** EXERCISE INSTRUCTIONS **
Copy out all the lines of the data that hold the word "title".

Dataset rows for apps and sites
--*--
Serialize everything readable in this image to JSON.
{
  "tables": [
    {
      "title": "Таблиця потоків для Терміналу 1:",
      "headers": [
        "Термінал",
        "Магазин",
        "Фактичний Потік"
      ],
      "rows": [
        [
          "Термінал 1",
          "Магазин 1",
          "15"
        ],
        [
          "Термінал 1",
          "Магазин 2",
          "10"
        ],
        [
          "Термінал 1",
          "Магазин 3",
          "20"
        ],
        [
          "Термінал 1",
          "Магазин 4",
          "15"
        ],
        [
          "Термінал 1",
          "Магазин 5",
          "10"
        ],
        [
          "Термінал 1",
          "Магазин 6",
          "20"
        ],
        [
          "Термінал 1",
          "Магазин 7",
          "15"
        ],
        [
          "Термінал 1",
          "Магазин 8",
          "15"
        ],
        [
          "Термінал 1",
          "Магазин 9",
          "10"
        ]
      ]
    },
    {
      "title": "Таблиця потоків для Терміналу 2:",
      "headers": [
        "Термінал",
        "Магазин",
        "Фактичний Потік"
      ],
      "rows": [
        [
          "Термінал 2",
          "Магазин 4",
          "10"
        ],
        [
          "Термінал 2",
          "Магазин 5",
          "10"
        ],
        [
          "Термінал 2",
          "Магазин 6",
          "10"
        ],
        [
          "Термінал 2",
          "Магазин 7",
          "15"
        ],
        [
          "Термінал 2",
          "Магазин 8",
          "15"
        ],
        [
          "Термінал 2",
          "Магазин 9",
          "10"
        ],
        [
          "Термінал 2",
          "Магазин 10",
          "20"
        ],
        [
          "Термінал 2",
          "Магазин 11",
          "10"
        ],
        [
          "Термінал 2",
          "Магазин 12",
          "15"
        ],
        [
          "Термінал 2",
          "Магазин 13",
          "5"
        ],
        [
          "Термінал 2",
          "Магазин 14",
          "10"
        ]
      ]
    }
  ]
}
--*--
** EXPECTED ANSWER **
      "title": "Таблиця потоків для Терміналу 1:",
      "title": "Таблиця потоків для Терміналу 2:",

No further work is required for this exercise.